Among the entries that follow, some lines contain the word "used". Show all of them.
......
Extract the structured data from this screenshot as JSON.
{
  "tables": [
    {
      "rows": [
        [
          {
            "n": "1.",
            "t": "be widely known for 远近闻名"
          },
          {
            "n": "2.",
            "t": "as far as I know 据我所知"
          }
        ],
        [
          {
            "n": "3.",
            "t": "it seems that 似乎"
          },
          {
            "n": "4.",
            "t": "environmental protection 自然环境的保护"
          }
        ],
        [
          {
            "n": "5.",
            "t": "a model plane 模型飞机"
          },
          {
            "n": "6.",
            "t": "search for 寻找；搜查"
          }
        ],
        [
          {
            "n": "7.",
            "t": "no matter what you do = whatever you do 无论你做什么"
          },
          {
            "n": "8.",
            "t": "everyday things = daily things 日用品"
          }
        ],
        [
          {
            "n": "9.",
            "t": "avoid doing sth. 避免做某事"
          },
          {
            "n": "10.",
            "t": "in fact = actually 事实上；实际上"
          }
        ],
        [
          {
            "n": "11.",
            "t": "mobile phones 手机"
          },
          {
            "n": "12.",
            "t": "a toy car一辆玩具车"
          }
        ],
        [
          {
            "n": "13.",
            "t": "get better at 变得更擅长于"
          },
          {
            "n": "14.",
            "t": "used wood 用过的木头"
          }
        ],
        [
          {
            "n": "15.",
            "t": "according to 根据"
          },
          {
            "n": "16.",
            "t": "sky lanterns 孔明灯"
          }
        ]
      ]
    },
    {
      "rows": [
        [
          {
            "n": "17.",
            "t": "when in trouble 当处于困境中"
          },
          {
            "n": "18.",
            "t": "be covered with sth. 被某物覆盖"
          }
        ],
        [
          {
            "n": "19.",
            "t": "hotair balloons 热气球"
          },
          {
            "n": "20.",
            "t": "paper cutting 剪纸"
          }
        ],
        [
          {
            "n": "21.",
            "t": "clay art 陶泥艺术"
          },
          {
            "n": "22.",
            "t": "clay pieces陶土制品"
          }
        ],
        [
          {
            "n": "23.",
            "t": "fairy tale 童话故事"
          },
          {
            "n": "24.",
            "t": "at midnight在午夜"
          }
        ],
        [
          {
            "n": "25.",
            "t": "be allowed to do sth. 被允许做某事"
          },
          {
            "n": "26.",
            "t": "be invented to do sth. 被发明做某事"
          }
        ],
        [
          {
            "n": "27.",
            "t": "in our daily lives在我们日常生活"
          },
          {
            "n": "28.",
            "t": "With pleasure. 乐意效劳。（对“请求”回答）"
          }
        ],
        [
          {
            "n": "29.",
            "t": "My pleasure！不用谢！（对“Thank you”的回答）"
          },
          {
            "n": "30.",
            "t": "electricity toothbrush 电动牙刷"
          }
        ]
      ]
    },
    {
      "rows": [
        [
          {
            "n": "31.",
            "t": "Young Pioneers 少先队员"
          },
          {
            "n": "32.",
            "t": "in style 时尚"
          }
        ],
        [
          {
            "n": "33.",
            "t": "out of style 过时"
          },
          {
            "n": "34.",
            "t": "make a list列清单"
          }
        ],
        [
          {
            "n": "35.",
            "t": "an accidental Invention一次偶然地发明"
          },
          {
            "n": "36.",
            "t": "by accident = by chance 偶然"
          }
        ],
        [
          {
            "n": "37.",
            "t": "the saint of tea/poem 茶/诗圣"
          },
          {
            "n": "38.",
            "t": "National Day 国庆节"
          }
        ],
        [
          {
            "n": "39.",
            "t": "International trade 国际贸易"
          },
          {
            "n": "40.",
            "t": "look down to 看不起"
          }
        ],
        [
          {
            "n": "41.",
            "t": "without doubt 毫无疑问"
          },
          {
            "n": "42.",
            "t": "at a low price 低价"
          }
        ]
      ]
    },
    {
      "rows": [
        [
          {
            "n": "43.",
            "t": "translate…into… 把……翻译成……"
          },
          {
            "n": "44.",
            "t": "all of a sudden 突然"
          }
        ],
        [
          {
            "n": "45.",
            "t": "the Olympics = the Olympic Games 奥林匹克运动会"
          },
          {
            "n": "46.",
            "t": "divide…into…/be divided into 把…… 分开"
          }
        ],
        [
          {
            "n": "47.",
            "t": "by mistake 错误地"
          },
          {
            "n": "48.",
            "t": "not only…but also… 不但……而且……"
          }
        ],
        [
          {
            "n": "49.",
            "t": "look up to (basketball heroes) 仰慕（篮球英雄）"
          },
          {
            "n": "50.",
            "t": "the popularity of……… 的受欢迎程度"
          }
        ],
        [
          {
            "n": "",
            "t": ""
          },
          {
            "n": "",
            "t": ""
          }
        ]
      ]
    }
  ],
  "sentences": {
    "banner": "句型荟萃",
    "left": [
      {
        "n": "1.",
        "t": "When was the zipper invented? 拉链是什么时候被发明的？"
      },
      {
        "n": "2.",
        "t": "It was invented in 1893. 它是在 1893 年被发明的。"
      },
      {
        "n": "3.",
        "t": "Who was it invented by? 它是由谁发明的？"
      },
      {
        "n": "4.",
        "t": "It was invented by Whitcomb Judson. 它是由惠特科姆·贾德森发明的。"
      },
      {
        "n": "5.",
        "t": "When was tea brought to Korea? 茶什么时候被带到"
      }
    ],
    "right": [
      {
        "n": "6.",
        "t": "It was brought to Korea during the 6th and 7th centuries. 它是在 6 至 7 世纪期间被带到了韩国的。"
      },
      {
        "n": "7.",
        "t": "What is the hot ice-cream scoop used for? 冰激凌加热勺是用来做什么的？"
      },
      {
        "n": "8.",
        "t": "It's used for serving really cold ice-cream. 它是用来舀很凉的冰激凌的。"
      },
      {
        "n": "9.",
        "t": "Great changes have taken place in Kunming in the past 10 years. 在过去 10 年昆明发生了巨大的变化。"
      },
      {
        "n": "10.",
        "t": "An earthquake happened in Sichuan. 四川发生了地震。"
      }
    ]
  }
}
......
▸ **Output**
            "t": "used wood 用过的木头"
        "t": "What is the hot ice-cream scoop used for? 冰激凌加热勺是用来做什么的？"
        "t": "It's used for serving really cold ice-cream. 它是用来舀很凉的冰激凌的。"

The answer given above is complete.